Consumers appear to have turned their back on cash during Covid-19 restrictions, leading to a rising demand for virtual, contactless interactions.
It has become crucial for businesses in the retail, food and beverage sector, as well as the travel industry, to find new ways of reaching and transacting with these home-bound customers.
This demand for innovative ‘digital-led’ financial services has led the fintech sector to a crucial inflection point, according to Yogesh Sangle, global head of consumer and SME business at Nium, the fast-growing financial technology platform.
Sangle, who has led and managed the regional businesses for high-profile companies within the banking, cards and remittances sector, including PayPal, Citibank and MoneyGram, is on a mission to make money movement easier for consumers and businesses around the world.
Here he explains how fintechs can level the playing field and create newer opportunities for growth in a Covid-19 world.
Yogesh Sangle, Nium
Despite restrictions on physical movement, fear of transmitting the virus has reduced the use of cash and accelerated the trend of digital payment apps. Interestingly, this has not impacted the flow of money; in fact, it has accelerated it.
For instance, in Singapore, the sales of health and wellness products has continued to grow since the outbreak, indicating a long-term shift towards healthier products and categories.
In Asia, the date of 9 September has become synonymous with the region’s biggest year-end sales. The so-called ‘9.9 sales’ were initially not expected to be strong this year but reports from e-commerce giants showed that profits were better than last year despite the economic uncertainty, breaking another annual record.
On the flip side, job and income losses have been among the economic symptoms of Covid-19, affecting remittance payments in some countries that rely heavily on such transactions. Researchers at the Asian Development Bank expect 2020 remittance inflows to the APAC region to be more than $54billion below 2018 levels, an overall loss of almost 20 per cent. As consumers acquire a new pattern of behaviour, discover new efficiencies and adapt to a ‘new normal’ of digital life, more are adopting digital platforms by necessity rather than curiosity.
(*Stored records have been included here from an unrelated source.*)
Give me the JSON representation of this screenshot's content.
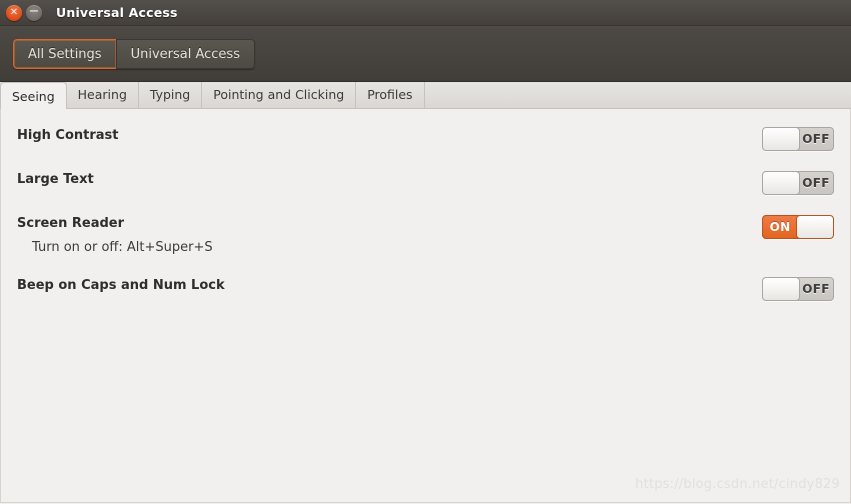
{
  "window": {
    "title": "Universal Access",
    "controls": [
      {
        "name": "close-button",
        "glyph": "✕"
      },
      {
        "name": "minimize-button",
        "glyph": "−"
      }
    ]
  },
  "toolbar": {
    "buttons": [
      {
        "label": "All Settings",
        "focused": true
      },
      {
        "label": "Universal Access",
        "focused": false
      }
    ]
  },
  "tabs": [
    {
      "label": "Seeing",
      "active": true
    },
    {
      "label": "Hearing",
      "active": false
    },
    {
      "label": "Typing",
      "active": false
    },
    {
      "label": "Pointing and Clicking",
      "active": false
    },
    {
      "label": "Profiles",
      "active": false
    }
  ],
  "settings": [
    {
      "name": "high-contrast",
      "title": "High Contrast",
      "subtitle": "",
      "switch": {
        "state": "off",
        "label": "OFF"
      }
    },
    {
      "name": "large-text",
      "title": "Large Text",
      "subtitle": "",
      "switch": {
        "state": "off",
        "label": "OFF"
      }
    },
    {
      "name": "screen-reader",
      "title": "Screen Reader",
      "subtitle": "Turn on or off:  Alt+Super+S",
      "switch": {
        "state": "on",
        "label": "ON"
      }
    },
    {
      "name": "beep-on-caps-and-num-lock",
      "title": "Beep on Caps and Num Lock",
      "subtitle": "",
      "switch": {
        "state": "off",
        "label": "OFF"
      }
    }
  ],
  "watermark": "https://blog.csdn.net/cindy829",
  "colors": {
    "titlebar": "#4a4742",
    "toolbar": "#474440",
    "content_bg": "#f1f0ee",
    "accent_orange": "#e3651f",
    "close_button": "#dd4814",
    "focus_border": "#d4682e"
  }
}
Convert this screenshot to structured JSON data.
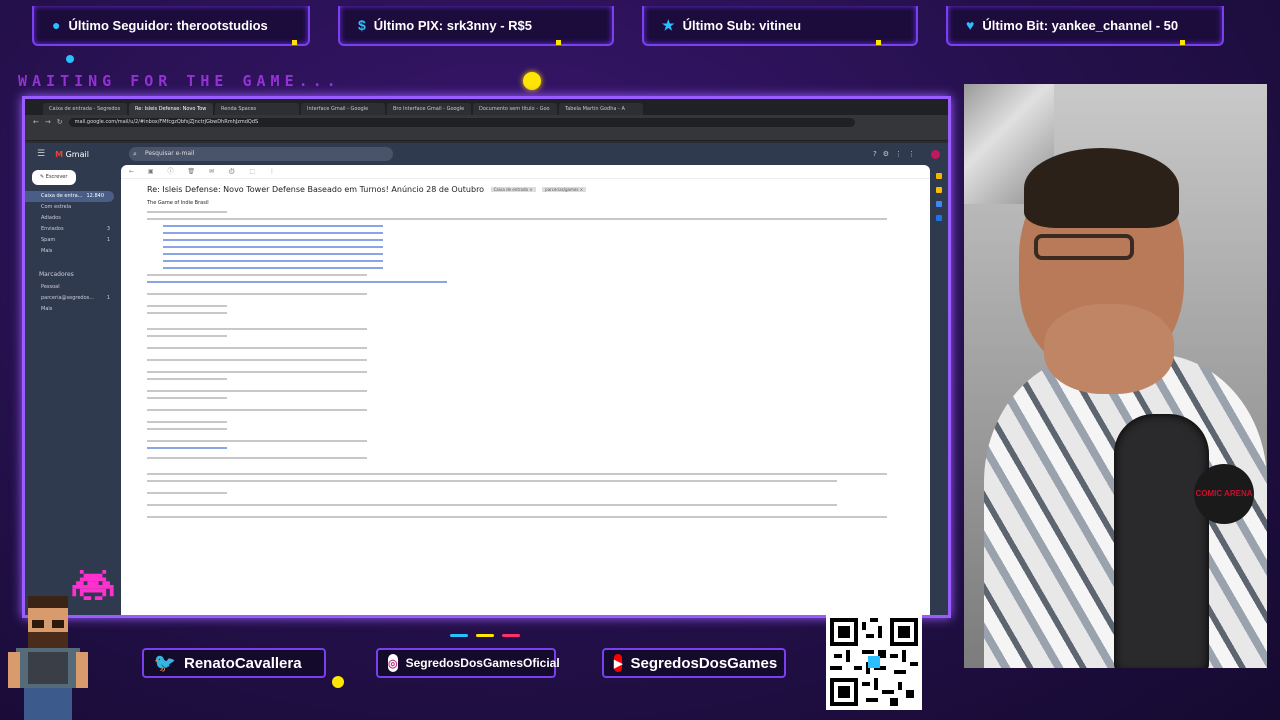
{
  "stats": {
    "follower": "Último Seguidor: therootstudios",
    "pix": "Último PIX: srk3nny - R$5",
    "sub": "Último Sub: vitineu",
    "bit": "Último Bit: yankee_channel - 50"
  },
  "waiting_text": "WAITING FOR THE GAME...",
  "browser": {
    "tabs": [
      "Caixa de entrada - Segredos",
      "Re: Isleis Defense: Novo Tow",
      "Renda Spaces",
      "Interface Gmail - Google",
      "Bro Interface Gmail - Google",
      "Documento sem título - Goo",
      "Tabela Martin Godha - A"
    ],
    "url": "mail.google.com/mail/u/2/#inbox/FMfcgzQbfsjZJnctrJGbwDhRmhJzmdQdS"
  },
  "gmail": {
    "logo": "Gmail",
    "search_placeholder": "Pesquisar e-mail",
    "compose": "Escrever",
    "sidebar": [
      {
        "label": "Caixa de entra...",
        "count": "12.840"
      },
      {
        "label": "Com estrela",
        "count": ""
      },
      {
        "label": "Adiados",
        "count": ""
      },
      {
        "label": "Enviados",
        "count": "3"
      },
      {
        "label": "Spam",
        "count": "1"
      },
      {
        "label": "Mais",
        "count": ""
      }
    ],
    "labels_heading": "Marcadores",
    "labels": [
      {
        "label": "Pessoal",
        "count": ""
      },
      {
        "label": "parceria@segredos...",
        "count": "1"
      },
      {
        "label": "Mais",
        "count": ""
      }
    ],
    "subject": "Re: Isleis Defense: Novo Tower Defense Baseado em Turnos! Anúncio 28 de Outubro",
    "chips": [
      "Caixa de entrada ×",
      "parcerias/games ×"
    ],
    "sender": "The Game of Indie Brasil"
  },
  "social": {
    "twitter": "RenatoCavallera",
    "instagram": "SegredosDosGamesOficial",
    "youtube": "SegredosDosGames"
  },
  "livepix": "livepix.gg/segredosdosgames",
  "webcam_badge": "COMIC ARENA",
  "colors": {
    "frame": "#9b5cff",
    "accent_blue": "#29c0ff",
    "accent_yellow": "#ffe600",
    "youtube_red": "#ff0000"
  },
  "icons": {
    "follower": "person-icon",
    "pix": "dollar-icon",
    "sub": "star-icon",
    "bit": "diamond-icon"
  }
}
Filling the small business gap
Digital payments are becoming more secure, convenient, traceable and, ultimately, more attractive. From contactless cards, e-wallets, payment apps to the rise of neobanks, how consumers and SMEs pay and who they trust to look after their finances have greatly evolved. The new climate has generated new opportunities for the fintech industry to help SMEs during difficult times.
Traditionally, SMEs have often struggled to access credit and secure loans from traditional financial players, such as banks. Add in other challenges as a result of the pandemic – like short-term cash flow problems and debt exposure concerns – and many SMEs are worryingly in the red. In addition, securing loans or credit has never been easy for them — the absence of a stable and profitable portfolio is still seen as a drawback by banks and financial institutions today.
In Singapore, even before the pandemic, 61 per cent of SMEs held low credit standings and not more than 15 per cent of SMEs had access to the credit they required. The additional delays in payments induced by the pandemic have only aggravated this dearth of capital. While businesses may look to card-based payments to extend payment terms, the high transaction fees act as a deterrent for payers as well as beneficiaries.
Fintechs are developing highly innovative, user-friendly and secure solutions. InstaReM’s BizPay, for instance, is a corporate credit card-based funding solution that makes funds and credit more accessible to high-potential SMEs, even for those with below-average credit ratings and market standing. As a result, SMEs are now realising that they can meet their cherished goal even in a post-pandemic world – whether it is to scale their business or to work with cross-border partners to extract powerful synergies and compete in international markets.
New normal for fintechs
The next question would then be, what’s next for fintechs? Pockets of the market, like digital payment and e-wallet services, are expected to boom, while players offering digital identity and know your customer (KYC) services will likely be set to prosper too. With so much heightened awareness of the importance of health and wellbeing, we can also expect to see increasing links between fintechs and healthcare, with customers looking for smart new solutions to safeguard and provide for themselves and their families.
Transparency also become a new key success metric. Fintechs are known to provide low-cost contactless solutions – but there’s a catch. The reliance is on the ‘convenience’ that digital financers provides, but often times there are hidden costs that surface only after the transaction is made, or not at all, and money gets lost in between transactions. Transparency eliminates payment complexities and gains strong trust in fintechs – trust that used to only be placed on traditional banks due to the legacy of their functional abilities.
The financial ecosystem definitely has exciting things in store – not in a decade or two, but in a couple of years. The long-term changes brought about by the pandemic will go down in history books as both unprecedented and far-reaching. However, the evolution is part of the human experience, and fintechs provide a perfect example of this, by levelling the playing field and creating newer opportunities for growth in a world that has been irrevocably changed.